[[ GIVEN DATA open ]]

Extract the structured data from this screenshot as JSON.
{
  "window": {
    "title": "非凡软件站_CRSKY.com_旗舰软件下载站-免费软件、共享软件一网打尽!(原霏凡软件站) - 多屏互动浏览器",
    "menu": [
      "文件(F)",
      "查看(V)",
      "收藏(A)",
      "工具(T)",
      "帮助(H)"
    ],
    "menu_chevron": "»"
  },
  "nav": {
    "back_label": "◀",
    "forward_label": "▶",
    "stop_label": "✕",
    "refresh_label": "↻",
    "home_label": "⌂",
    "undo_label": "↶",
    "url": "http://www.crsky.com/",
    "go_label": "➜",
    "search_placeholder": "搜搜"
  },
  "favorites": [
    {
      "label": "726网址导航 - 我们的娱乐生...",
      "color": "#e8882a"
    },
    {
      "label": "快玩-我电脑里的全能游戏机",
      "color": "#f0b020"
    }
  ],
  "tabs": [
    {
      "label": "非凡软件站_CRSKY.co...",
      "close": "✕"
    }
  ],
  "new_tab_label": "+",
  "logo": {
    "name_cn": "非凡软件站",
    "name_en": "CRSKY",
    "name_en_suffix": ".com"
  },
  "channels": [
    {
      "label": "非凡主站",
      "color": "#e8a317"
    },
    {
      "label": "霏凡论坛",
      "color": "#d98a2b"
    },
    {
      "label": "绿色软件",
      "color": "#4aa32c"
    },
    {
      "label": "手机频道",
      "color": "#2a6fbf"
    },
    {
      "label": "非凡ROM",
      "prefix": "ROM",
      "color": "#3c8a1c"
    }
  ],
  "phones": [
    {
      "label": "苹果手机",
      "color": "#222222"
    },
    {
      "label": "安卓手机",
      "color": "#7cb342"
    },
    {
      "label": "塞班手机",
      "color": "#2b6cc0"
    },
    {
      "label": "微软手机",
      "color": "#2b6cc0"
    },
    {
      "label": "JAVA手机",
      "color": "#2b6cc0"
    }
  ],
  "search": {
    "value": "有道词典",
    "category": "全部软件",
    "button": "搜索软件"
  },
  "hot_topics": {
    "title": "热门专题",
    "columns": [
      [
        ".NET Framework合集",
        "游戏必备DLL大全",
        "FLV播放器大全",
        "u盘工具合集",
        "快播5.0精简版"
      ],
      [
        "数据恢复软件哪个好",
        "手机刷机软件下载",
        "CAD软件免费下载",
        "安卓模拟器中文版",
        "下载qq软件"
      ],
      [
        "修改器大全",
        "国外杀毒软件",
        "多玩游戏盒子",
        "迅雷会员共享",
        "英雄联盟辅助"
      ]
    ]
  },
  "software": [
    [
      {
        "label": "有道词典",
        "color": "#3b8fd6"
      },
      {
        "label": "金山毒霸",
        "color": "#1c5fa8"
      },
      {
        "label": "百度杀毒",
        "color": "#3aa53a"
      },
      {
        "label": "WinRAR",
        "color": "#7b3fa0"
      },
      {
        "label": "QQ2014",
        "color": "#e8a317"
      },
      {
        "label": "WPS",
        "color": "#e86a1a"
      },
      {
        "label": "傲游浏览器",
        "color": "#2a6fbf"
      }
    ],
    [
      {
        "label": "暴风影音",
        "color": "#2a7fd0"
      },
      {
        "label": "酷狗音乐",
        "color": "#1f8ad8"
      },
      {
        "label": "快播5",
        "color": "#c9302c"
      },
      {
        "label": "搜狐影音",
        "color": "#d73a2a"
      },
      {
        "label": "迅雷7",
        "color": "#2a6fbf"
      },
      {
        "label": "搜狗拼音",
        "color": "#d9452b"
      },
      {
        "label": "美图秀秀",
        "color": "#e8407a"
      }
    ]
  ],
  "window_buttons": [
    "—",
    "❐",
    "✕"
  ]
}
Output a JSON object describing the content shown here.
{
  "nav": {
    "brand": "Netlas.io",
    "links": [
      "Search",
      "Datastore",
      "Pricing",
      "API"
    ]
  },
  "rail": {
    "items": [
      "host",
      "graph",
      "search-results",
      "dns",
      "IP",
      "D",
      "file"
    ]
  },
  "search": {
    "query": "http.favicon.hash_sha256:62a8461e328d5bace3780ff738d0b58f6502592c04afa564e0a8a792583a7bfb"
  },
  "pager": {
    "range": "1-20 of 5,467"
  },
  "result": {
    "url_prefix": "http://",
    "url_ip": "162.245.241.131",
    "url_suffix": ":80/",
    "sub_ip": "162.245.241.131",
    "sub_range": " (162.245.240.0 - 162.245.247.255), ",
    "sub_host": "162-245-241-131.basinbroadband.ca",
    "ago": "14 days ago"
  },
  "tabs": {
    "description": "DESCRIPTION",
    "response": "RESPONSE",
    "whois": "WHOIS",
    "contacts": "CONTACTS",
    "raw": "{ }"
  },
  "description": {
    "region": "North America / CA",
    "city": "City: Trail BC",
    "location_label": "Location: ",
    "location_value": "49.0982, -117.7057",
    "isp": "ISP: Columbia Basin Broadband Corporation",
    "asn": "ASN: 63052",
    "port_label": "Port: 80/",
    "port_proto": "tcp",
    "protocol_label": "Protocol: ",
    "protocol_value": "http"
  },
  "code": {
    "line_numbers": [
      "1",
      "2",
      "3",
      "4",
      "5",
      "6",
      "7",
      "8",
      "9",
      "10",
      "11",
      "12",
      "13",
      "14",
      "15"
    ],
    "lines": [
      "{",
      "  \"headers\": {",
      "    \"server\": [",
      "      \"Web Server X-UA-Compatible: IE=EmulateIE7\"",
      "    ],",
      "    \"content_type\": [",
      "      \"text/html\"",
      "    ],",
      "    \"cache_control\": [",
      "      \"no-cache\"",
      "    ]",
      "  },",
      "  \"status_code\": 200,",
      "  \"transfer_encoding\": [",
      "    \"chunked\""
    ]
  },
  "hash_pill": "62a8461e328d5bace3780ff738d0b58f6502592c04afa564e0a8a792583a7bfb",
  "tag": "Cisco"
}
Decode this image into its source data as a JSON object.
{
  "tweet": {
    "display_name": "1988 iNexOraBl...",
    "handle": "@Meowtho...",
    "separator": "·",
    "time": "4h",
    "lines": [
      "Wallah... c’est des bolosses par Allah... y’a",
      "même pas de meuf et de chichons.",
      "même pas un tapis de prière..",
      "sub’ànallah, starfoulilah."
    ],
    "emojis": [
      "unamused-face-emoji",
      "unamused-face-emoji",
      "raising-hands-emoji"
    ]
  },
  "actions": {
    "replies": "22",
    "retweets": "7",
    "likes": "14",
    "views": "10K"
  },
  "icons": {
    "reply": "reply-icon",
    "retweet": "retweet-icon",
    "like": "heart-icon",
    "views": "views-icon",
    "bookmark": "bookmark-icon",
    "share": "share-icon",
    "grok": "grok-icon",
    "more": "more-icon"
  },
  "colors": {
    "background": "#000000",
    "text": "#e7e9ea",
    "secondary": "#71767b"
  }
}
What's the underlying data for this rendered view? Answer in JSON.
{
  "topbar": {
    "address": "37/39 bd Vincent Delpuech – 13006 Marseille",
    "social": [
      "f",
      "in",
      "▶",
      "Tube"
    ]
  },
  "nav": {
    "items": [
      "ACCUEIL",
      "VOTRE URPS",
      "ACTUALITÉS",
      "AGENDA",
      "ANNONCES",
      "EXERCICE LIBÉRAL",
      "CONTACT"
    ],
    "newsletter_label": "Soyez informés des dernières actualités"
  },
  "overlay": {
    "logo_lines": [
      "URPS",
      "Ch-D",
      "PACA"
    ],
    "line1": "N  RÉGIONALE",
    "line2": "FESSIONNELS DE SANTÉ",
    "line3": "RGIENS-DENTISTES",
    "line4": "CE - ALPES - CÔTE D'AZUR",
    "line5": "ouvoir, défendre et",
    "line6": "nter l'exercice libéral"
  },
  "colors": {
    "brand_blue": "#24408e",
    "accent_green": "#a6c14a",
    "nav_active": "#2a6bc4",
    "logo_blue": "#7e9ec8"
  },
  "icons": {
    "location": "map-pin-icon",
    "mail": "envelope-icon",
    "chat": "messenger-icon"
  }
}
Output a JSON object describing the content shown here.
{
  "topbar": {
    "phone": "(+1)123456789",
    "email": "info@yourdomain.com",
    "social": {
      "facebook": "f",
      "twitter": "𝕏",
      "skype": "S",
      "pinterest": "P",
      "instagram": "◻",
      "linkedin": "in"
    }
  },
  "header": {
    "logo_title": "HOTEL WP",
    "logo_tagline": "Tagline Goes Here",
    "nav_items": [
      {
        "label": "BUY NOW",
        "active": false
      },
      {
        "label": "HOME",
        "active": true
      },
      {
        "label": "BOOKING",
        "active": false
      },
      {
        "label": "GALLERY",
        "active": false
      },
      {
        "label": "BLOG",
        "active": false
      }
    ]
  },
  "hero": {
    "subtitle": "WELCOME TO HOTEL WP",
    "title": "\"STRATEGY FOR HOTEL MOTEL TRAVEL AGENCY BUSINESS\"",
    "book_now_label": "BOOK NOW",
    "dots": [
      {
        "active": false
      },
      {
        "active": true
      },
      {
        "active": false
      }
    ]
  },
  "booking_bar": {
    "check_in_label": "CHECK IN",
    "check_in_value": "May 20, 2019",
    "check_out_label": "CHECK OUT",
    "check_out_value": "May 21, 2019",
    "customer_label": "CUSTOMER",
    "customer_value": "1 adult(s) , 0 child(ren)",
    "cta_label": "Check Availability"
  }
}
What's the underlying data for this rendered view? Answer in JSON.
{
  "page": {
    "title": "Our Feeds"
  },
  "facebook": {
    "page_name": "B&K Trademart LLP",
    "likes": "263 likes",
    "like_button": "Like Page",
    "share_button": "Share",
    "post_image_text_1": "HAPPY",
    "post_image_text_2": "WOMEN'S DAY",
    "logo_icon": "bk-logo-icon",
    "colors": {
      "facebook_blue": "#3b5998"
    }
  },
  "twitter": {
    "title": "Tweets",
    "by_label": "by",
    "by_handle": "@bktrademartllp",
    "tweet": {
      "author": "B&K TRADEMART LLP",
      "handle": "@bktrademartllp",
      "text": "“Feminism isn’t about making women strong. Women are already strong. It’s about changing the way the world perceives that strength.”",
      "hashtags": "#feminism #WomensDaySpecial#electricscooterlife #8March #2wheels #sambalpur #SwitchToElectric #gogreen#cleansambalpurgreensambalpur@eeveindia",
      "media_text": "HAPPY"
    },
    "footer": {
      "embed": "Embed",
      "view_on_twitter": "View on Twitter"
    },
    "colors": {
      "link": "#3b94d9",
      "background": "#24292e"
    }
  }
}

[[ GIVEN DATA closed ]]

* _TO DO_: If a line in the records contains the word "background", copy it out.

* _RESPONSE AREA_:
    "background": "#000000",
      "background": "#24292e"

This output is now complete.